When they weren't swimming, they could walk along the boardwalk for snacks (hot dogs with chili were invented there), and eventually other attractions: side-show acts, carnival rides, burlesque shows, bodybuilders.
Coney Island had its own muscle beach.
Two amusement parks developed, Luna Park and Dreamland, with rides, games, and carnival acts.
It was the place to go for working-class New Yorkers. They have included fond memories of Coney Island into dozens of movies (Brighton Beach Memoirs, The Wanderers) and tv programs (Seinfeld, The Golden Girls), in songs and poems and novels.
And, of course, photographers roamed the crowds, capturing the joy and pain of the young men who came for momentary relief from the drudgery of everyday life.
These boys are doing some sort of feat of strength on Muscle Beach in 1905.
Why no swimsuit? Was this a spur-of-the-moment outing, or couldn't he afford one?
This guy seems to have lost his pants. Nice bulge.
This is Muscle Beach, 1967, aka two guys holding hands.
More after the break.
Morris Engel (1918-2005) grew up in Brooklyn, and had his first photographic exhibition in 1939. He photographed Coney Island boys and men throughout his life. His independent film Little Fugitive (1953) is about a boy who runs away from home to Coney Island..
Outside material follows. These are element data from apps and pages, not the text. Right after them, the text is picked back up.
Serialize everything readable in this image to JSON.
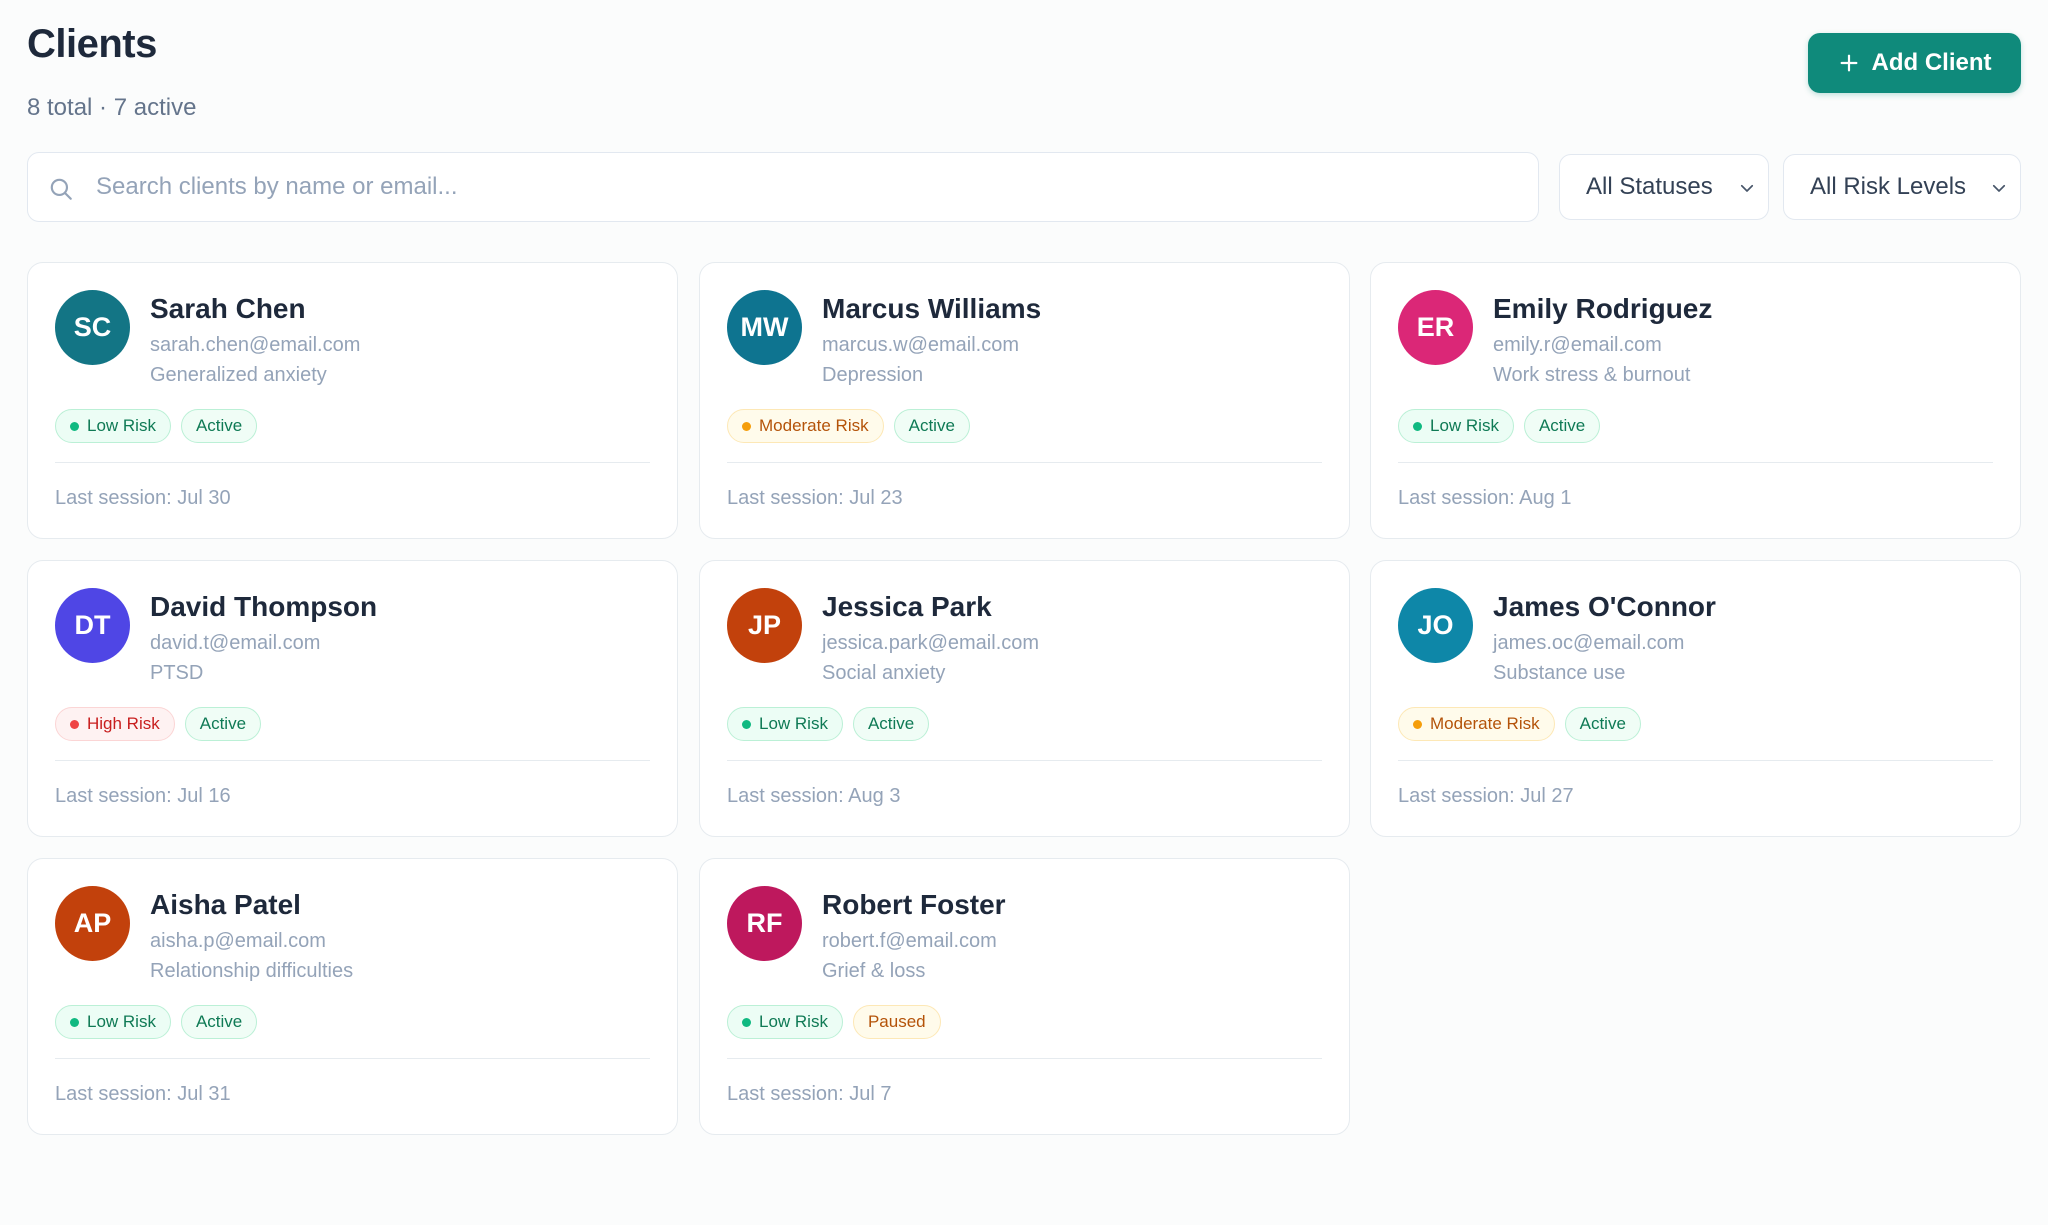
{
  "header": {
    "title": "Clients",
    "subtitle": "8 total · 7 active",
    "add_button_label": "Add Client",
    "add_button_icon": "plus-icon"
  },
  "filters": {
    "search_placeholder": "Search clients by name or email...",
    "search_value": "",
    "search_icon": "search-icon",
    "status_select": {
      "selected": "All Statuses",
      "icon": "chevron-down-icon"
    },
    "risk_select": {
      "selected": "All Risk Levels",
      "icon": "chevron-down-icon"
    }
  },
  "colors": {
    "accent": "#0f8a7b",
    "risk_low": "#10b981",
    "risk_moderate": "#f59e0b",
    "risk_high": "#ef4444"
  },
  "clients": [
    {
      "initials": "SC",
      "avatar_color": "#137585",
      "name": "Sarah Chen",
      "email": "sarah.chen@email.com",
      "concern": "Generalized anxiety",
      "risk": "Low Risk",
      "risk_level": "low",
      "status": "Active",
      "last_session": "Last session: Jul 30"
    },
    {
      "initials": "MW",
      "avatar_color": "#0e7490",
      "name": "Marcus Williams",
      "email": "marcus.w@email.com",
      "concern": "Depression",
      "risk": "Moderate Risk",
      "risk_level": "moderate",
      "status": "Active",
      "last_session": "Last session: Jul 23"
    },
    {
      "initials": "ER",
      "avatar_color": "#db2777",
      "name": "Emily Rodriguez",
      "email": "emily.r@email.com",
      "concern": "Work stress & burnout",
      "risk": "Low Risk",
      "risk_level": "low",
      "status": "Active",
      "last_session": "Last session: Aug 1"
    },
    {
      "initials": "DT",
      "avatar_color": "#4f46e5",
      "name": "David Thompson",
      "email": "david.t@email.com",
      "concern": "PTSD",
      "risk": "High Risk",
      "risk_level": "high",
      "status": "Active",
      "last_session": "Last session: Jul 16"
    },
    {
      "initials": "JP",
      "avatar_color": "#c2410c",
      "name": "Jessica Park",
      "email": "jessica.park@email.com",
      "concern": "Social anxiety",
      "risk": "Low Risk",
      "risk_level": "low",
      "status": "Active",
      "last_session": "Last session: Aug 3"
    },
    {
      "initials": "JO",
      "avatar_color": "#0e87a8",
      "name": "James O'Connor",
      "email": "james.oc@email.com",
      "concern": "Substance use",
      "risk": "Moderate Risk",
      "risk_level": "moderate",
      "status": "Active",
      "last_session": "Last session: Jul 27"
    },
    {
      "initials": "AP",
      "avatar_color": "#c2410c",
      "name": "Aisha Patel",
      "email": "aisha.p@email.com",
      "concern": "Relationship difficulties",
      "risk": "Low Risk",
      "risk_level": "low",
      "status": "Active",
      "last_session": "Last session: Jul 31"
    },
    {
      "initials": "RF",
      "avatar_color": "#be185d",
      "name": "Robert Foster",
      "email": "robert.f@email.com",
      "concern": "Grief & loss",
      "risk": "Low Risk",
      "risk_level": "low",
      "status": "Paused",
      "last_session": "Last session: Jul 7"
    }
  ]
}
Reginald Marsh (1898-1954) preferred to photograph and draw the ladies of Coney Island, but occasionally he presented some beefcake.